Ellen Collie Graden (Ph.D., Ohio State University) is Instructor of English at the University of North Carolina-Chapel Hill.
How Language Teachers' Beliefs About Reading Instruction Are Mediated by Their Beliefs About Students
Article first published online: 31 DEC 2008
© 1996 American Council on the Teaching of Foreign Languages
Foreign Language Annals
Volume 29, Issue 3, pages 387–395, October 1996
How to Cite
Graden, E. C. (1996), How Language Teachers' Beliefs About Reading Instruction Are Mediated by Their Beliefs About Students. Foreign Language Annals, 29: 387–395. doi: 10.1111/j.1944-9720.1996.tb01250.x
- Issue published online: 31 DEC 2008
- Article first published online: 31 DEC 2008

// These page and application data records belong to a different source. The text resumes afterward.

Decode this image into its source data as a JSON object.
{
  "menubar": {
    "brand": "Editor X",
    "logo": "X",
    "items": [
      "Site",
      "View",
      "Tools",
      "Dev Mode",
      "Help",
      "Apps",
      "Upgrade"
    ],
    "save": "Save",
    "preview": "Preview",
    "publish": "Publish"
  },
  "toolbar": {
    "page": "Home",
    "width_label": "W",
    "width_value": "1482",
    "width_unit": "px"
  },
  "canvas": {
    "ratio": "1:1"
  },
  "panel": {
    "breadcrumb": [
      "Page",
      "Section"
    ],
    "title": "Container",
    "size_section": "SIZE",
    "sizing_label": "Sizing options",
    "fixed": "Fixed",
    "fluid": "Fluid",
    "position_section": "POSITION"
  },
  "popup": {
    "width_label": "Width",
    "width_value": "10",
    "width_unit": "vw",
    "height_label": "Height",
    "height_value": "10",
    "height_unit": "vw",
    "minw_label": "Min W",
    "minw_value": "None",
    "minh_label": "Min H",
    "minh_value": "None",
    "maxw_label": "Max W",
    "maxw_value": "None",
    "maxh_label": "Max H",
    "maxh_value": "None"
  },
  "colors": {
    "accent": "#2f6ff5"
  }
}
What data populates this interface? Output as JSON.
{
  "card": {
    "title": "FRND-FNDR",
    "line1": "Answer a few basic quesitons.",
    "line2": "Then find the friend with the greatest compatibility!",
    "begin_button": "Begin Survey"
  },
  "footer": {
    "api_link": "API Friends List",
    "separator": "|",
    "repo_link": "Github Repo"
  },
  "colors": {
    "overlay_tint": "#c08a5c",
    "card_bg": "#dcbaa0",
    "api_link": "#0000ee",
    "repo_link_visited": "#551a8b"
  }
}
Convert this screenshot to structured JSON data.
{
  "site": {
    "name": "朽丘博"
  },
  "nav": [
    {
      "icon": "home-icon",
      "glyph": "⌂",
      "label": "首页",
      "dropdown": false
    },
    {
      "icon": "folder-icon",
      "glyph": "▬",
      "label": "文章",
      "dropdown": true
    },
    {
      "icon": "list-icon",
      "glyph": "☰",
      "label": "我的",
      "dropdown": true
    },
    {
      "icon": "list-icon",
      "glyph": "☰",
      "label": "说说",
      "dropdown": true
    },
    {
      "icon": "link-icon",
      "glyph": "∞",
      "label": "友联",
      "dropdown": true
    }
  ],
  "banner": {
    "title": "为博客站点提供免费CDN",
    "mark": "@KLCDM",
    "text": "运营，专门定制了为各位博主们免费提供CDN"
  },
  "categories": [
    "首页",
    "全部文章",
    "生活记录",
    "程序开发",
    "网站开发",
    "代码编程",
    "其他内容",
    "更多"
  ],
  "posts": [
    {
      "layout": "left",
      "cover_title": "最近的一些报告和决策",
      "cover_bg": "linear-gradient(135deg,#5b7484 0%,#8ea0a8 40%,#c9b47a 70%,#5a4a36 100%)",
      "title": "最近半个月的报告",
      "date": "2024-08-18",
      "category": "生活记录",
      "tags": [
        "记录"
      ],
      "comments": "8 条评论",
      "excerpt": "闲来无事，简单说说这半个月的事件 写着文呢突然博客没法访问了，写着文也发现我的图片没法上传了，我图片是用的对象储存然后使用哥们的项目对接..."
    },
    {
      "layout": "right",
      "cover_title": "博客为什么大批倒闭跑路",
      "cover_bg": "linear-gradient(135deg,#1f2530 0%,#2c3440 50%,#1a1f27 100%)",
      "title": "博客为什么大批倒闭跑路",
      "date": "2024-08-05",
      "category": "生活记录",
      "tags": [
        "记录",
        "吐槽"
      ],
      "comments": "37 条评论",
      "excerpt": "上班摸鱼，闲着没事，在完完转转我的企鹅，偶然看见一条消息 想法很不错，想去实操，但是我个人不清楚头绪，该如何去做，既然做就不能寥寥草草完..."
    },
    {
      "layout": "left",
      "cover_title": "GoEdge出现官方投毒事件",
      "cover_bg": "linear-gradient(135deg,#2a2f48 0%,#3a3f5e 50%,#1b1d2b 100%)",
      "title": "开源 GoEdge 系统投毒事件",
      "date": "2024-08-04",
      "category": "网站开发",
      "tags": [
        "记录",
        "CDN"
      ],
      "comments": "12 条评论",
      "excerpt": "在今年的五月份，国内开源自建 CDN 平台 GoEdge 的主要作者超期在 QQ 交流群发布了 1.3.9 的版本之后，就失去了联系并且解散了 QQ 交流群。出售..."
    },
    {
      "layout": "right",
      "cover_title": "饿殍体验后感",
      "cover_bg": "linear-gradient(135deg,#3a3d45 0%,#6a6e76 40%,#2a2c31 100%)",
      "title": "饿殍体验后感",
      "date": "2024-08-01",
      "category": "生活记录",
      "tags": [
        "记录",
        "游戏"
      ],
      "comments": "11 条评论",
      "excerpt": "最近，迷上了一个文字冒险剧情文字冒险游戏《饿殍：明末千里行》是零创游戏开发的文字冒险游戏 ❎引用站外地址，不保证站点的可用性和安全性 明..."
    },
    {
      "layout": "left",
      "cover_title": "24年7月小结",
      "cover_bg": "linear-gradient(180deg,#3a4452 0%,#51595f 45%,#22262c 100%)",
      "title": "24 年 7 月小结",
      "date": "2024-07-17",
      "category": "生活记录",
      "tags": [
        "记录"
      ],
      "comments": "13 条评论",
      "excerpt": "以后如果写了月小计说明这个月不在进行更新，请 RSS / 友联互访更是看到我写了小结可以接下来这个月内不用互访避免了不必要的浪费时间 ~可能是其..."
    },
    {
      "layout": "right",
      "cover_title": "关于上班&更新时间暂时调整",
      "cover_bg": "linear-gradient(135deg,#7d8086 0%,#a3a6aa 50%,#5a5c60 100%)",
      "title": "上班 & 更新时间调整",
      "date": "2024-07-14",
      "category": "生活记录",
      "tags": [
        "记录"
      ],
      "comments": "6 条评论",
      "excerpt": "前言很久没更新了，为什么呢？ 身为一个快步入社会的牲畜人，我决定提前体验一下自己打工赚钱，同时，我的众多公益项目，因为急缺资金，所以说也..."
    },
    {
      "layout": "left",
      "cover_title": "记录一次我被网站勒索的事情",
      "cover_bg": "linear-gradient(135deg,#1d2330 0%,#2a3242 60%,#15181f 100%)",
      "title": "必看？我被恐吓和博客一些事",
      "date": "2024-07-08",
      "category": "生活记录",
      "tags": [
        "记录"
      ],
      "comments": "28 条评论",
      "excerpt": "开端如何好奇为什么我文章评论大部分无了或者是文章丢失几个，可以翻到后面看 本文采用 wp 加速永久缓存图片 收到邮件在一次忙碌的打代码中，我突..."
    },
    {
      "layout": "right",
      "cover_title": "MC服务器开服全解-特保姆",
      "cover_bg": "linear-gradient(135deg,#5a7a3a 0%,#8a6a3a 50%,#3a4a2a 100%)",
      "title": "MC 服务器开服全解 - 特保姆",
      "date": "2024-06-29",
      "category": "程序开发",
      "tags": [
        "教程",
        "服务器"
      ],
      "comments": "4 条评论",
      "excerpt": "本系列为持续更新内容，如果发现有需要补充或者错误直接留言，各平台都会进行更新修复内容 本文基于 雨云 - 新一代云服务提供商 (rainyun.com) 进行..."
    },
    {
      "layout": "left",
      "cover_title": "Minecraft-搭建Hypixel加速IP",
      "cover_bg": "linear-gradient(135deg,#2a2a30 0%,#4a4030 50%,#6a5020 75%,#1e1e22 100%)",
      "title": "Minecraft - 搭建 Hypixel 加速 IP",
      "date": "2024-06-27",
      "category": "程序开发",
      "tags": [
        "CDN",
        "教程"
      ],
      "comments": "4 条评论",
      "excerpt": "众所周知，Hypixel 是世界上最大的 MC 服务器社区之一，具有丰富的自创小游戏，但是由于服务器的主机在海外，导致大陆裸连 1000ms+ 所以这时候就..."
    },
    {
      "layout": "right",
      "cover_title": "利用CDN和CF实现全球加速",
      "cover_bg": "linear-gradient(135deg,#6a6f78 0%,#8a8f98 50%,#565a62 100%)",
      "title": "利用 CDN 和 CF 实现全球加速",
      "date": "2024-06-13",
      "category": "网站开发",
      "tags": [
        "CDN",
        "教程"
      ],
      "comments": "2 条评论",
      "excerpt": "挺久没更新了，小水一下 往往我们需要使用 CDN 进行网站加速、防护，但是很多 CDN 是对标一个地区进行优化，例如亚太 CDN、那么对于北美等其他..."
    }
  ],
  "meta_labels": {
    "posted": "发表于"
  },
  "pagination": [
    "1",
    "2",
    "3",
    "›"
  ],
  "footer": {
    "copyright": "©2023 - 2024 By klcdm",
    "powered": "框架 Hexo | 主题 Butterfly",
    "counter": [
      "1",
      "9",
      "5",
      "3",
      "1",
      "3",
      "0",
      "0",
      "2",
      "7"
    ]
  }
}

ABSTRACT When the beliefs about reading and reading instruction of six secondary foreign language teachers were compared with their instructional classroom practices, inconsistencies were found in three areas. All six teachers in this qualitative study believed that reading proficiency is facilitated by providing students with frequent opportunities for reading practice, that the use of the target language is preferable for reading instruction, and that oral reading interferes with reading comprehension. Yet, in practice, all six teachers compromised these beliefs because of poor student performance. Implications for teacher education programs include the need to provide a firmer grounding in L2 reading development, to explore the reality of competing belief systems, and to evolve new strategies to maximize preferred reading practices.